Successful co-parenting requires child-centered decision making.
You must put your issues with your ex-spouse aside and do what is necessary to make good joint decisions on behalf of your child. Successful co-parents have their child at the center of their conversations. The child is their focus, This means that during the conversations you can’t you cannot have negative thoughts about your ex-spouse or be silently seething over the fact that his/her parenting style is so much different (and in your opinion worse) than your own. Even though you are no longer living together, you must continue to work together as a team to make decisions with respect to the child.
Reasons Why Co-Parenting May Be Unsuccessful
- Undermining the other parent -. A parent can undermine the other parent by making statements such as “I am sorry mommy/daddy did this to you, it must be very upsetting.” or “I am sorry mommy/daddy yelled at you, I am sure that was really upsetting, I would never do that to you”. “I am sorry mommy/daddy doesn’t spend more time with you, I know that must be hurtful, but I am always here for you.” When a parent undermines the authority of the other parent, it can make co-parenting difficult. . If a child witnesses one parent being disrespectful to the other parent, the child may believe it is ok for him or her to be disrespectful to the other parent as well, which further undermines that parent’s authority over the child.
- Poor Communication— If you are busy making personal jabs, making accusations, or bringing up the past, it will be difficult if not impossible to have reasonable meaningful conversations and make joint decisions about your child.
- Using the Child as a Pawn— When a parent is more concerned about using the child as a pawn in an attempt to hurt and inflict emotional pain on the other parent, it can be difficult if not impossible to co-parent.
Successful Co-Parenting Tips
Here are three tips for positive coparenting.

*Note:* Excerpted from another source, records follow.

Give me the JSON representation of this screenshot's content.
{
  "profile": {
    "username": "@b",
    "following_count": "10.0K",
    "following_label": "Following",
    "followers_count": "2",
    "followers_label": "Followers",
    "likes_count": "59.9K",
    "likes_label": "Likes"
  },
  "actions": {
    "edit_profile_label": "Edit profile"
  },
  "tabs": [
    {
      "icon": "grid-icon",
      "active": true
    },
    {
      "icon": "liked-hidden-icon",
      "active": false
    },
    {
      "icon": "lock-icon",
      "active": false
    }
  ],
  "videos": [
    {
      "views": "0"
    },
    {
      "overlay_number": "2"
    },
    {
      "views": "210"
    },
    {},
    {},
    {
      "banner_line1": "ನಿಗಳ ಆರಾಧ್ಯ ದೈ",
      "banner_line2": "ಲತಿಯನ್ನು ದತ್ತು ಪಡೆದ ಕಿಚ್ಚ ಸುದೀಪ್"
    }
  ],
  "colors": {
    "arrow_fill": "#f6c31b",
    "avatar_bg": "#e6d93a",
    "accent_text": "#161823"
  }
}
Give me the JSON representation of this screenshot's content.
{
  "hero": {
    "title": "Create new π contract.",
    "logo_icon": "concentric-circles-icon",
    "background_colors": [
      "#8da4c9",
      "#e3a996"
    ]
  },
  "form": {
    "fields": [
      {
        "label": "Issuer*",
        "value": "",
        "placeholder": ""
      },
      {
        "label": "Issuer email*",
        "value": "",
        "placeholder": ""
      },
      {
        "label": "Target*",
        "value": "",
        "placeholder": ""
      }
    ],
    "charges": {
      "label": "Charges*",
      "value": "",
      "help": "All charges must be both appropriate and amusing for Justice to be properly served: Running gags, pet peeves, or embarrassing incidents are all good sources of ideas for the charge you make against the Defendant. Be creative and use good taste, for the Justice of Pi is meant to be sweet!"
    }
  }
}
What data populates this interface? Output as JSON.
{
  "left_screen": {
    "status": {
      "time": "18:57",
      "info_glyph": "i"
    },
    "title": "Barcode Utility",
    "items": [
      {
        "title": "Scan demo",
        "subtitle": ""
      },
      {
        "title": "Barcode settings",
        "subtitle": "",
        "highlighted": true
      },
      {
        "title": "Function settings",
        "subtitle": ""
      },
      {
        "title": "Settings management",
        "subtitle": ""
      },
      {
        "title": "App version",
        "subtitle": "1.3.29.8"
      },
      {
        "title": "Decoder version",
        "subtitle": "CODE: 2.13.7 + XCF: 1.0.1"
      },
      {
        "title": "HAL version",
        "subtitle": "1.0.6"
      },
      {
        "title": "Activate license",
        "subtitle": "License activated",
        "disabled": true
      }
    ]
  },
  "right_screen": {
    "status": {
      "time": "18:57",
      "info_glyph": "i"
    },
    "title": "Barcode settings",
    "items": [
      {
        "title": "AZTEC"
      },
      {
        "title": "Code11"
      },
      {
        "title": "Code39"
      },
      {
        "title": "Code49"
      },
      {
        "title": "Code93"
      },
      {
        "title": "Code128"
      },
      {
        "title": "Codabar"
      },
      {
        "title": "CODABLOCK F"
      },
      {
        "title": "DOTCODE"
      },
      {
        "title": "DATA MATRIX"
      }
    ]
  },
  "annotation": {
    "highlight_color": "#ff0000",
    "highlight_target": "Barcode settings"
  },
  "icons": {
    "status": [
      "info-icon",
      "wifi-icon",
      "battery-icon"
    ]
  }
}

- Set hurt, anger, frustration, and other negative feelings about your ex-spouse aside– You need to find a healthy way to deal with and resolve those feelings, but it should never involve your child. Remember, your issues with your ex-spouse are your issues not your child’s. Speaking negatively about your ex-spouse to your child or within hearing of your child can be emotionally detrimental to them because a child often views himself/herself as a combination of their parents. When you speak negatively about your ex-spouse to them or in front of them, they may view you as also speaking negatively about them.
- Keep the conversations positive and focused on the child- Keep conversations businesslike, professional and positive—no personal jabs, accusations or bringing up the past. Make requests, not demands. Make sure you listen as well as talk. You both should be able to express opinions without feeling you will be verbally attacked. Most importantly, be flexible.
- Co-parent as a team– you do not have to like one another to be able to successfully coparent as a team—you just need to love your child more than you dislike your ex-spouse. It is ok for parents to have different parenting styles and for children to understand that their parents may have different views on things and to learn to be flexible. However, children also need to know they are living under the same basic set of expectations whether they are at mom’s house or dad’s house. A consistent set of rules will avoid confusion for your child. Children learn quickly how to play one parent against the other if rules in the homes vary greatly. This can end up causing even more animosity between parents. Your child is not part of the coparenting team. Do not involve them in your coparenting decisions. Do not discuss parenting issues with them, and don’t ask their opinion about how certain issues might be handled. It is important for the child to see their parents as a united team.
Raising children is never easy.
All good parents want to help their children succeed in life. Following these co-parenting tips will go a long way in assuring that you and your ex raise happy, healthy children.